Exercise aim => Please copy out every line of the listing below in which the word "title" appears.
Information Start Marker
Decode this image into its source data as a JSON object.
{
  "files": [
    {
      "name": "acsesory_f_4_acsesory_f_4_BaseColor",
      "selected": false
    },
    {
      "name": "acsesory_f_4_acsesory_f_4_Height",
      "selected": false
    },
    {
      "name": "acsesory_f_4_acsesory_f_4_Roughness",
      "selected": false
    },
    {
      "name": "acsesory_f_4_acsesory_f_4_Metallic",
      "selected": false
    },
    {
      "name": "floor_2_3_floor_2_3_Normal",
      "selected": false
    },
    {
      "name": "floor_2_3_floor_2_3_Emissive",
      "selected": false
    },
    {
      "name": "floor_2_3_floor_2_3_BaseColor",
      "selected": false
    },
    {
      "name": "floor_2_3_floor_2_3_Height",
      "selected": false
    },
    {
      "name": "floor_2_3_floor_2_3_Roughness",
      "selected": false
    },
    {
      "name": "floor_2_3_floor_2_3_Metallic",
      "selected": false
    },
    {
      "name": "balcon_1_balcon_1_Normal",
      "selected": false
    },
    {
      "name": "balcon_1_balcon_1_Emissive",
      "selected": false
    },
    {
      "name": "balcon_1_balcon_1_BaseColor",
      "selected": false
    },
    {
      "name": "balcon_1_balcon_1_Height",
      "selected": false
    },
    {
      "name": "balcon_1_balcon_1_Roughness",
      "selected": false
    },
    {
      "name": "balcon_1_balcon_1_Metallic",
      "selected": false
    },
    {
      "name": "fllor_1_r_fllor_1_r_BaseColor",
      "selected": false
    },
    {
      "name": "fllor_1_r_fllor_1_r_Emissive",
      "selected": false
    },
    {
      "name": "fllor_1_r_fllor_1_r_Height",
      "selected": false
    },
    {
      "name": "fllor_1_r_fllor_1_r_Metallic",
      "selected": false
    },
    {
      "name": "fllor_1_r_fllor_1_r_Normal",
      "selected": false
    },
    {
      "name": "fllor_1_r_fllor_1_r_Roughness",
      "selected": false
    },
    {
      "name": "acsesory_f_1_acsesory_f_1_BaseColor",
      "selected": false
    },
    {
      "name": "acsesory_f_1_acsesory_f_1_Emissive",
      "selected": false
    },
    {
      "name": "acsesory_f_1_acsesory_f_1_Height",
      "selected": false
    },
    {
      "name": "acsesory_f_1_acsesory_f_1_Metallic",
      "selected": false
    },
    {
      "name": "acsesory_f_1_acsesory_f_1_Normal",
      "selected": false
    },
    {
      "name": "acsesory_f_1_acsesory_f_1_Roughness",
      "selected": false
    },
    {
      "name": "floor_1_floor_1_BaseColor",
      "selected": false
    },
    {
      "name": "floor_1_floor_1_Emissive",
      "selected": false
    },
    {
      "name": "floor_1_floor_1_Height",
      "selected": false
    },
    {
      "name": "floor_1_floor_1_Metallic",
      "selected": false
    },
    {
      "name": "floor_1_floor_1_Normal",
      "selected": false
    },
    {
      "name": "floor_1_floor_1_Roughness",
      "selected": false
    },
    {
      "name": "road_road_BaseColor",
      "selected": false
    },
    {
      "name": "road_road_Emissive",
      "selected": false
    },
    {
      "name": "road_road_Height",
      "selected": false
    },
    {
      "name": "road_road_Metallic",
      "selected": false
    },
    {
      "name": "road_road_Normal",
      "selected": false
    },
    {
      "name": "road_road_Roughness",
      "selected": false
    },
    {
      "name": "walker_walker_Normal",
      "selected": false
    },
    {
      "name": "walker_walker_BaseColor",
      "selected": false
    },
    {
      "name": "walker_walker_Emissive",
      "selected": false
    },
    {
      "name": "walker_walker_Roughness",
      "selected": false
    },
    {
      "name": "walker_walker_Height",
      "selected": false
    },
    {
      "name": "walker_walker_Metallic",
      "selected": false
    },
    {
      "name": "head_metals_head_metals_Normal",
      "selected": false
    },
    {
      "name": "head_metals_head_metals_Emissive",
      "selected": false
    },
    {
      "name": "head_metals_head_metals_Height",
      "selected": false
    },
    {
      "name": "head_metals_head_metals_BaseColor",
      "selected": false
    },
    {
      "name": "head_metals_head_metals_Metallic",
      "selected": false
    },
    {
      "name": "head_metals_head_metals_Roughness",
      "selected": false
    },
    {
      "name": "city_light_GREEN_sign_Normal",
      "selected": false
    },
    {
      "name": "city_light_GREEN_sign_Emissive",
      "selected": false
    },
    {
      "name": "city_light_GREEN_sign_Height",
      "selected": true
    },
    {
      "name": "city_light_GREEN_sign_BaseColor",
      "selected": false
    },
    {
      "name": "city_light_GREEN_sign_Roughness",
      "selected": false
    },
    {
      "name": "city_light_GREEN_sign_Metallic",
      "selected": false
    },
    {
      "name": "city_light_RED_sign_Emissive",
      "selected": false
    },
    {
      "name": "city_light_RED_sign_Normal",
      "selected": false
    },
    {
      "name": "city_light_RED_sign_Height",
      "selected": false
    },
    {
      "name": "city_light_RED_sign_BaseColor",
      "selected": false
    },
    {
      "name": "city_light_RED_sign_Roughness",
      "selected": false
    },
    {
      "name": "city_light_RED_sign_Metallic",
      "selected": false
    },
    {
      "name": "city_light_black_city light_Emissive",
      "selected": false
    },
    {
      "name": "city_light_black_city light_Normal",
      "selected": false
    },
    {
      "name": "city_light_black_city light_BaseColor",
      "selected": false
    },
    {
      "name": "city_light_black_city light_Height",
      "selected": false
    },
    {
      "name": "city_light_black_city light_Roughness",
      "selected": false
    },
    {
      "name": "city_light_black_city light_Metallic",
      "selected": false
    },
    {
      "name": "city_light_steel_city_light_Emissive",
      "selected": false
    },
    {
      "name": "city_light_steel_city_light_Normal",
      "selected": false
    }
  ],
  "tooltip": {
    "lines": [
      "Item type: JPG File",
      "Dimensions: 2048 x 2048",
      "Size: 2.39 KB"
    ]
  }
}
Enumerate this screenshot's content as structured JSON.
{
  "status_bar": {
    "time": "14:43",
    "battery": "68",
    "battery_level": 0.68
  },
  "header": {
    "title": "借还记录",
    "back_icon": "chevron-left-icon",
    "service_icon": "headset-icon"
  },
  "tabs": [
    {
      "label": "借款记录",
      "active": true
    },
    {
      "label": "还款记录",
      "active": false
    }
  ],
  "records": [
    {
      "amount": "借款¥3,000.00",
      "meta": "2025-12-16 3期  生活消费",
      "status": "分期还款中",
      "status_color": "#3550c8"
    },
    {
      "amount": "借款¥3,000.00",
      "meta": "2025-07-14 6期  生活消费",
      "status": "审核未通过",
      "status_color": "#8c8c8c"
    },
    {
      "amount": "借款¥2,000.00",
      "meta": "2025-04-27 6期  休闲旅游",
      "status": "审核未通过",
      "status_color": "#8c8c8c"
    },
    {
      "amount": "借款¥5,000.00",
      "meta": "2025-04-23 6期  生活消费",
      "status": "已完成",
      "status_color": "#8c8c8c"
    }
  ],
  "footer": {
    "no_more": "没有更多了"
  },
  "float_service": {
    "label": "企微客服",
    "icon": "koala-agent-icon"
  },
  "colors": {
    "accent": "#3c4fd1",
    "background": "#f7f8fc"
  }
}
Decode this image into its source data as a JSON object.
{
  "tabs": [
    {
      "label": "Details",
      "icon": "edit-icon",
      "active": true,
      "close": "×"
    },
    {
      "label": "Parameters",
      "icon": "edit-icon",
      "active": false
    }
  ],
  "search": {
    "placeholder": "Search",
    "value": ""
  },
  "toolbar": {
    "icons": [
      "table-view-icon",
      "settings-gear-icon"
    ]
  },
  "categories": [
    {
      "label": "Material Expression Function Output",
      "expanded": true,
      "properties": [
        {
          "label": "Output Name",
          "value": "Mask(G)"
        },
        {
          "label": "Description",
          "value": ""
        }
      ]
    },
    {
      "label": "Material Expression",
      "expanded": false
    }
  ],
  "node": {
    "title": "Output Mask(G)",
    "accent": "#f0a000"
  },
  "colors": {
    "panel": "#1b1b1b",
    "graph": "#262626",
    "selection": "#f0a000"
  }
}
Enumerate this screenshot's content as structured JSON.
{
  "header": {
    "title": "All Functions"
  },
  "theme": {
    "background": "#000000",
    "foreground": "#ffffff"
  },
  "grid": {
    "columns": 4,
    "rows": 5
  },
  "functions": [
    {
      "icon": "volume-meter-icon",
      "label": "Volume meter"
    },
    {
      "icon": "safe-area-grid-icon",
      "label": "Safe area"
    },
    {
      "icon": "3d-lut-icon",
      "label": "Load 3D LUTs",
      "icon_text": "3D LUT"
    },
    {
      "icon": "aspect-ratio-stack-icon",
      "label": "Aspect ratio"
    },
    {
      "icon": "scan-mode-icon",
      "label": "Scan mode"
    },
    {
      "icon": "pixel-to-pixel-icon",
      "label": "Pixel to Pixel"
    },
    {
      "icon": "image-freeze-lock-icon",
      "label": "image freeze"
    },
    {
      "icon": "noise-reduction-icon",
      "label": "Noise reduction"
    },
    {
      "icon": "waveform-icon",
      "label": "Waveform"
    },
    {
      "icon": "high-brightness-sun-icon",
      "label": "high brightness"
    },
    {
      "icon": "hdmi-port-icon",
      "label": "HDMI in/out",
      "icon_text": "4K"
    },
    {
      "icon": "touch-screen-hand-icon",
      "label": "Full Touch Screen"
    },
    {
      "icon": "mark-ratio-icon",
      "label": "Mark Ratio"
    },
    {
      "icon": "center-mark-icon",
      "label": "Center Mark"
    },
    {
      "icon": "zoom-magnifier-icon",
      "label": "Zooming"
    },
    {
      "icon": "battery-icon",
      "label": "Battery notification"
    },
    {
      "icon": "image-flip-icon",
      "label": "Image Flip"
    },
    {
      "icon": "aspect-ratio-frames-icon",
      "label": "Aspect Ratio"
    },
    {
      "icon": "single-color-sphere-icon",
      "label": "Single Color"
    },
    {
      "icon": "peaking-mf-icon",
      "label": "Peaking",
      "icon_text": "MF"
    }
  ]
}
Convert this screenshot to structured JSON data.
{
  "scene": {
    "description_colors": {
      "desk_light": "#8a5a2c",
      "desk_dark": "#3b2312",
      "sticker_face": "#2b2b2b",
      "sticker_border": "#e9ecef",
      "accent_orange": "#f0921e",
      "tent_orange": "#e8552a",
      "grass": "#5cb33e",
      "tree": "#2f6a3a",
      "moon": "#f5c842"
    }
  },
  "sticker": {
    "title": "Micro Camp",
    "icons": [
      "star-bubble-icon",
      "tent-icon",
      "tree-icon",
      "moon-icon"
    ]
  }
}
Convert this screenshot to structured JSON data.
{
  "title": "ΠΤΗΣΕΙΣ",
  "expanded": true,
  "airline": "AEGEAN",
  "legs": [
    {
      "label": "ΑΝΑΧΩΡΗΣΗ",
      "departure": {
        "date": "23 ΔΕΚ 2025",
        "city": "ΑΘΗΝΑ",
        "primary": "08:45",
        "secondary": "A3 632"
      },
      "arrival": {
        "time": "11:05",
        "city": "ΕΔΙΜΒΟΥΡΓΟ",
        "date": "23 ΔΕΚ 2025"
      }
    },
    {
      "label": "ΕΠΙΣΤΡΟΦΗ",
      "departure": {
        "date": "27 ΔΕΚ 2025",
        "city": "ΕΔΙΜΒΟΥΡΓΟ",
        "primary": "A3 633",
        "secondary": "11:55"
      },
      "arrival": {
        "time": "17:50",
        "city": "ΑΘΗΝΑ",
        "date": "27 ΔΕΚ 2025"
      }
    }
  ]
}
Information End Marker
Exercise result =>
    "title": "借还记录",
    "title": "Output Mask(G)",
    "title": "All Functions"
    "title": "Micro Camp",
  "title": "ΠΤΗΣΕΙΣ",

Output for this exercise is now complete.